Biryani: Everything You Need to Know
The biryani is a staple of Indian and Pakistani cuisine and a very welcome addition to tables, menus and bellies here in the UK, thanks to the large diaspora communities up and down the country. A mixed rice dish baked with meats, vegetables and wide-ranging spices, the biryani is a dish steeped in history.
In its modern incarnation, the dish would be served at the high tables of the Mughal Empire, a Muslim dynasty that found its roots in Persia and Afghanistan rather than India itself. The name itself derives from the Persian “birian”, which means “to fry before cooking”, and the dish is very similar in nature to the Iranian dish of polow, though it has since been adapted to include spices and flavours more suited to Indian and Pakistani tastes.
How It’s Made

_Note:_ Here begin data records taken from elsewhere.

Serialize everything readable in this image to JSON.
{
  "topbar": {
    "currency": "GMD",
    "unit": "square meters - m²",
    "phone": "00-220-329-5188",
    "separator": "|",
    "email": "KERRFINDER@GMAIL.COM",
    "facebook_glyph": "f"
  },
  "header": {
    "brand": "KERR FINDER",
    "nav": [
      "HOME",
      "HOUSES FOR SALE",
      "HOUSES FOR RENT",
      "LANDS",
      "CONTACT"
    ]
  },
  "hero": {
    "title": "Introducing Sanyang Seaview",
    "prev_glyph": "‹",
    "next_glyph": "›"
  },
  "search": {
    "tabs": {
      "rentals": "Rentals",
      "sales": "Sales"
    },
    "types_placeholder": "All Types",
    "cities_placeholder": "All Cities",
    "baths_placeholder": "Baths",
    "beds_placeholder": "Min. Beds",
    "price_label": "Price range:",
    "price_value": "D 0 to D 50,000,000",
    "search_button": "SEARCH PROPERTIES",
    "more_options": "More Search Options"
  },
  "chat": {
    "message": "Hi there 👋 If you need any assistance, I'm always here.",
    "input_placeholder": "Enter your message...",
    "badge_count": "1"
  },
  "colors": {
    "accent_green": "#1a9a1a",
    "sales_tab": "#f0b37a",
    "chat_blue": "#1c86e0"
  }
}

The biryani is made by layering either cooked rice and meats (“pakka” biryani) or raw ingredients for “katcha” or “kutchi” biryani. A layer of yoghurt is often poured onto the bottom of the dish, with the first layer of rice placed on top of it and layered upwards from there, with potatoes added in some variants. A tight seal is essential for steaming the ingredients correctly within their case, and a wheat dough is often used to do this.
As rich in variations and cultural intricacies as the cultures of India and Pakistan themselves, the biryani finds itself subject to fierce debate as to the correct ingredients and cooking methods. A Sindhi biryani, for example, relies on tangier, more fragrant spices and ingredients, such as saffron, and is generally a lighter affair than, say, the Hyderabadi equivalent, which is based around goat or chicken and mint. But the list of variations goes on, and all dishes are delicious in their own ways.
The Spice Lounge Kitchen Biryani
At Spice Lounge Kitchen, we know our stuff when it comes to biryanis, and our dishes are indebted both to their Persian roots – such as our rosewater-infused Lucknow Lamb Biryani – and the subsequent Indian adoption, such as in our traditional Hyderabadi. Contact us now to book a table and try this historic dish, faithfully recreated by our master chefs.